One of the most incredible, simple ways you can volunteer your time is to donate blood — and whether you've been inspired due to the horrific acts of the Orlando shooting, or just want to take part in World Blood Donor Day, it's an incredible way you can make a difference and help change a life. One common question you might have is, how often can I donate blood? And that's definitely a good question to ask, as you don't want to sabotage your own health, or give a pint that won't be usable.
According to the American Red Cross, you can donate full blood every 56 days, which translates into every eight weeks. The human body holds about 10 pints of blood, and typically when you donate, one pint is taken. The whole process takes about 10 minutes, and the pint that you donate might help multiple people in need. Speaking of, you'd be surprised by how many people need blood — it's been estimated that someone requires blood every three seconds, and if blood donation wasn't an option, about 4.5 million Americans would die every year. Since blood is something that is only obtained by donation, organizations often depend on the kindness of others through blood drives to make sure they have plenty available.
If you've never donated before, it might be because you're a little terrified of the process — and you're not alone. The good news is that when you donate blood, the process is extremely safe, and the only side effects might be a small amount of dizziness right after the fact, usually cured by light refreshments that are typically offered right after donation. Fresh needles are used for everyone, and there's no fear of contracting any type of disease during the process.
Of course, there are a few restrictions in place when donating blood. While some allow you to donate starting at the age of 16 (with parental supervision and permission), many places typically prefer you to be at least 17 years of age. Weight-wise, they also want donors who are at least 110 pounds. Donors also must be feeling well, so if you have a cold, or fear you might have had any exposure to viruses like Zika, you won't be eligible. If you're pregnant, many places will only accept you six weeks after the delivery of your baby — and, that makes sense. You and your baby need to hold onto that blood during the developmental phases.
Even better, when you donate blood, you'll get a small physical while you're there. So if you avoid the doctor, you can kind of feel good that your vitals, like your blood pressure and pulse, were checked. Since your blood gets sent away to be tested, you will also be notified if, for some reason, there's an issue you didn't know about. While you should never donate blood in order to get those things checked, they'll contact you if something does come up. If you think you might be at risk for something serious, there are other ways you can volunteer and help out, like by giving a financial donation.
While all blood is considered great (I mean, it helps give us life) donating when you're a B or O type is even more helpful. These are the types that most blood centers run out of first. Type O negative is extremely important to have on hand, as it's universal — every patient in need of blood can benefit from it.

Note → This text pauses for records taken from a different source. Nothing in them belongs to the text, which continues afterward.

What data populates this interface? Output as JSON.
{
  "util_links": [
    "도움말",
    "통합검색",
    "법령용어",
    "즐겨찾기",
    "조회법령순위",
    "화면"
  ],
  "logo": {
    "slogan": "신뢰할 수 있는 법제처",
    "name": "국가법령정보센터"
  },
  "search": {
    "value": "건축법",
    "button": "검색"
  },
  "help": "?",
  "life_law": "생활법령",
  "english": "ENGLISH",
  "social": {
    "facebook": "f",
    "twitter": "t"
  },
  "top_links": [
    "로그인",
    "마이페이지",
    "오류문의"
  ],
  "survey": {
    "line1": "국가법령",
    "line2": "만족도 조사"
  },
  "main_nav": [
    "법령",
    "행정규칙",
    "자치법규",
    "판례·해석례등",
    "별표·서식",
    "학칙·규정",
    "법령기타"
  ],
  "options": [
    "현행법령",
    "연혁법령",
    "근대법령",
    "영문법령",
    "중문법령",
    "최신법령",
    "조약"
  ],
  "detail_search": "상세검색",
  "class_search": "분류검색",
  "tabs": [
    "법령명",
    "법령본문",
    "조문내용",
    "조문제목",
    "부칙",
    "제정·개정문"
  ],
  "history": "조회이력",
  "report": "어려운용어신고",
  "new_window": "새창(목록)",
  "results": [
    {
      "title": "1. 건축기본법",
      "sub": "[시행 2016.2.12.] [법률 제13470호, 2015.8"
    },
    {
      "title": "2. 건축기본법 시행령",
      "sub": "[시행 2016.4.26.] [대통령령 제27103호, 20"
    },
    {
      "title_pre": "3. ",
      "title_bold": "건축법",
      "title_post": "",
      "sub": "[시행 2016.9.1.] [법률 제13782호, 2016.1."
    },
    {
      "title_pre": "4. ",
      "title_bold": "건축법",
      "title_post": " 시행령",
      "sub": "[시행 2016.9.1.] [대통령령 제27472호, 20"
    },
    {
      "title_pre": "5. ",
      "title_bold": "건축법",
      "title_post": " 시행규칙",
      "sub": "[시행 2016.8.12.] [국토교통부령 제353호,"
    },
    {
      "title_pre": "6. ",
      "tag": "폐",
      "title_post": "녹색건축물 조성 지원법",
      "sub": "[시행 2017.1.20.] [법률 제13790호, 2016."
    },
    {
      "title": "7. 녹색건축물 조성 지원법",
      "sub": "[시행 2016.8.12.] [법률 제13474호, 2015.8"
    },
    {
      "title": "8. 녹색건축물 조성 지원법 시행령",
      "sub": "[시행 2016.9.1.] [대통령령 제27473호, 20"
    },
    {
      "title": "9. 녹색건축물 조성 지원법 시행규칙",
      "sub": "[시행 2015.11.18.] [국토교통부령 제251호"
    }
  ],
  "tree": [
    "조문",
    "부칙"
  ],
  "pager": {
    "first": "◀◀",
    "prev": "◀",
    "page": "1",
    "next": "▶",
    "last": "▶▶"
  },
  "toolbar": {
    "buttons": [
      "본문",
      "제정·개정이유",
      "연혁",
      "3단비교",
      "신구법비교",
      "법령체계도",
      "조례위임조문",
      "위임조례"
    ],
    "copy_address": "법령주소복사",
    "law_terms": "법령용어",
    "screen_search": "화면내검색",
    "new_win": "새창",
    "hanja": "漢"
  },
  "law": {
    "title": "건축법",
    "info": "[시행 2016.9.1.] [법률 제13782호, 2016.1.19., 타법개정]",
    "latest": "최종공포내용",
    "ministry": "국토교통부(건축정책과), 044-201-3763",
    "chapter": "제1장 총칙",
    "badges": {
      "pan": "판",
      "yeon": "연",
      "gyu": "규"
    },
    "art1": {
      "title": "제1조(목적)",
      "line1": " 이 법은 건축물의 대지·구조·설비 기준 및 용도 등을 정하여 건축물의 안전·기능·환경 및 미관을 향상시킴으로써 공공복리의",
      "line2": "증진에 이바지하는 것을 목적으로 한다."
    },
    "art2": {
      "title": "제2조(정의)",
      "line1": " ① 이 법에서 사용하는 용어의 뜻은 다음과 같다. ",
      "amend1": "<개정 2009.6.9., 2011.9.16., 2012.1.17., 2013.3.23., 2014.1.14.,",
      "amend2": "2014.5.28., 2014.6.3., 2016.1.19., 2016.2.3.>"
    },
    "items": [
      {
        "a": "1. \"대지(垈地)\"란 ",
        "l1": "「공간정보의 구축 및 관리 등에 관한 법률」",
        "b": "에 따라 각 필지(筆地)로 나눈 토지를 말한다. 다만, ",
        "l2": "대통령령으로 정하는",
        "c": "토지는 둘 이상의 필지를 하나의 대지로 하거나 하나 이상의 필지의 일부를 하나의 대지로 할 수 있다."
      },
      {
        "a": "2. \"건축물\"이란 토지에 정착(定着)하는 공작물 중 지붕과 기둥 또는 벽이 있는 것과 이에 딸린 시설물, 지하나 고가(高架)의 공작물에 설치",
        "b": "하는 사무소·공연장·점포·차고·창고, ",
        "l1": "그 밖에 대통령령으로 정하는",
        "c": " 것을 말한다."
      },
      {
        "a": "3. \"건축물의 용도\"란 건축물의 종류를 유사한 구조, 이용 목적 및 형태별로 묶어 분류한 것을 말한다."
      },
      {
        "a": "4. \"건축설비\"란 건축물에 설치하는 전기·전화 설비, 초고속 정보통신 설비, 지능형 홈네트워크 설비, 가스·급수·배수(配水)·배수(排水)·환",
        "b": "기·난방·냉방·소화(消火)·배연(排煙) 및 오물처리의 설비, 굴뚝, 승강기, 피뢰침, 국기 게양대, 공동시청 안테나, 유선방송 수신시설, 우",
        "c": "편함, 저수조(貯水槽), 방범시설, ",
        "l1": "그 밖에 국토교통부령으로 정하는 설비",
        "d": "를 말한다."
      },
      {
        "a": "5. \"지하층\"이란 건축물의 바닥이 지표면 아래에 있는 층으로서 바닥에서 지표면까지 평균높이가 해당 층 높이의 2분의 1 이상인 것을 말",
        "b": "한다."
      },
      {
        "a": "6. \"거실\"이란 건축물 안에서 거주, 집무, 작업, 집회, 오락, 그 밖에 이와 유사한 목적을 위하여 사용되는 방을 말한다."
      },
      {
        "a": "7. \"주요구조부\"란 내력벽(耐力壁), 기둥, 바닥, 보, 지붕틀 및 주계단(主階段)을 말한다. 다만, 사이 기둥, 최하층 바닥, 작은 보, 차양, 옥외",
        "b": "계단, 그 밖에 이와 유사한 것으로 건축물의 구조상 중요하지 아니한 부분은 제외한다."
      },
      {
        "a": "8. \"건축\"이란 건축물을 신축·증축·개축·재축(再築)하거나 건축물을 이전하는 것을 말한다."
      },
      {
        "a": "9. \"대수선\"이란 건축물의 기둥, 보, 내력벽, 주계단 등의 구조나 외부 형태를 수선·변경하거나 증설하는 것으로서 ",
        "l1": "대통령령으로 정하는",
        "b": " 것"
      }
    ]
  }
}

By celebrating World Blood Donor Day, you'll be doing a lot of good. And for those new to the experience, who use the day as their first time donating, you'll be surprised by how quick and painless the whole process is. Chances are, you might make a calendar event for every 56 days on Google, to keep track of when you're eligible to donate once again. After all, if everyone donated between two and four times annually, there'd be far fewer shortages.
Images: Pixabay, NBC